For example, the federal public service is Canada's largest employer, with 230,000 employees; Canada's most national employer, with over 1,600 points of service across Canada; Canada's most multi-skilled workforce, with more occupational disciplines than any other employer, and, Canada's most international employer, with a presence in 115 countries around the world. This scale and scope provide unparalleled opportunities for different careers in different areas, all within the federal public service.

To be successful, our approach to renewal has to be targeted, pragmatic, and results-oriented. We need to :

  • rethink our recruitment model; the Public Service of Canada cannot be a passive recruiter of talent;

  • rethink our development model; to manage for excellence and focus on leadership;

  • rethink the jobs-for-life and one-size-fits-all model; to encourage more interchanges with the private sector; more mid-career and end-of-first-career recruitment; and,

  • rethink the public service brand; focus on excellence, unique careers and the opportunity to make a difference for your country.

(iv) Private sector support matters:

Let me turn for a moment to how important private sector support is to both the development of public policy and a strong public service.

Firstly, the importance of bringing business voices into public policy development. Some in business might argue that putting in the required effort may be noble but ultimately, a waste of energy: government really won't listen to business, and anyway, there is probably no common basis for such a dialogue. And, in true Catch 22 logic, even if we found some better way to dialogue together, how much difference would it make anyway? Everyone would probably wring their hands that this dialogue gap is a uniquely Canadian failure.

But these are self-defeating arguments and, I strongly believe, wrong on all accounts. For example, when Canadian business has come forward with clear and well-articulated views, with demonstrated expertise on specific economic policy issues, and engaged government on a sustained basis, impressive progress has been made. As the world becomes ever more complex, this is even more essential.

Secondly, public service renewal can benefit significantly from support from those outside government. We would benefit from more interchanges with the private sector, as well as universities and NGOs, to broaden our perspectives and help develop our next generation of leaders. We would benefit from the experience of leaders in other sectors, particularly senior business executives, in leading edge management and human resources practices and how they might be adapted and applied to the public sector.

So, where does that all take us? Simply put: That public service matters. That the public service and its renewal matters. That business sector engagement and advice matter. That we need to think more globally, but do so rooted in our Canadian values and economic strengths. We need to be focused, to be agile and, to be relevant. And, that there is a pressing need for a greater engagement of more diverse voices, including CEOs, in sustaining a strong public service in Canada.


To conclude, public service is about values, and it is about accomplishment. We must emphasize excellence, leadership and teamwork in everything we do.

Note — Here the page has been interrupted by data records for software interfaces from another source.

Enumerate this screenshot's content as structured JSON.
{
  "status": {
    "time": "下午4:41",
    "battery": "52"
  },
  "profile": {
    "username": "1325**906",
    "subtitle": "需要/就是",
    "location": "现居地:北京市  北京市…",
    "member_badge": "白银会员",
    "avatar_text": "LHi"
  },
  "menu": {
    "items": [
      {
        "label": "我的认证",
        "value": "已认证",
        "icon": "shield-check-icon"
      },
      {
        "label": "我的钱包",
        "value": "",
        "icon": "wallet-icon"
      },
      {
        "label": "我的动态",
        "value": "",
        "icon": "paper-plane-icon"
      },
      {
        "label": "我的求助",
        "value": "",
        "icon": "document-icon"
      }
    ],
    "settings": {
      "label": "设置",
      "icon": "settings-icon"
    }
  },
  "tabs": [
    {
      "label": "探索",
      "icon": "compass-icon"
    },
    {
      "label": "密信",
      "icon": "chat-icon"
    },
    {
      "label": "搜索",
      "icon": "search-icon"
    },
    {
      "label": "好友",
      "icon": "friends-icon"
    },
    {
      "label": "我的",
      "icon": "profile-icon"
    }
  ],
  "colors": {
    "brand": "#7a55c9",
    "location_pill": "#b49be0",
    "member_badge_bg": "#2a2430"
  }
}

Canadians should expect nothing less than excellence in their public service, and we should accept nothing less from ourselves. The best and brightest don't want to work for an average organization, and average public policy will not propel Canada to the front ranks of nations.

Like my colleagues, I believe in public service, and feel strongly that all of us have a stake in ensuring that our public service is strong, vibrant and dynamic, both now and in the years to come. The Canadian public equally has a stake in this endeavour, as it is they who benefit from an excellent public service.

And that Canadian public very much includes the business community, and Canada's business leadership.

A former Irish Prime Minister once famously said, when asked about the Irish economic miracle, "sure, it works in practice, but we're not sure it works in theory!" Well, to paraphrase, good public policy and a strong public service work together in both theory and practice. We look forward to your ongoing and active support of a strong Public Service of Canada.

Thank you.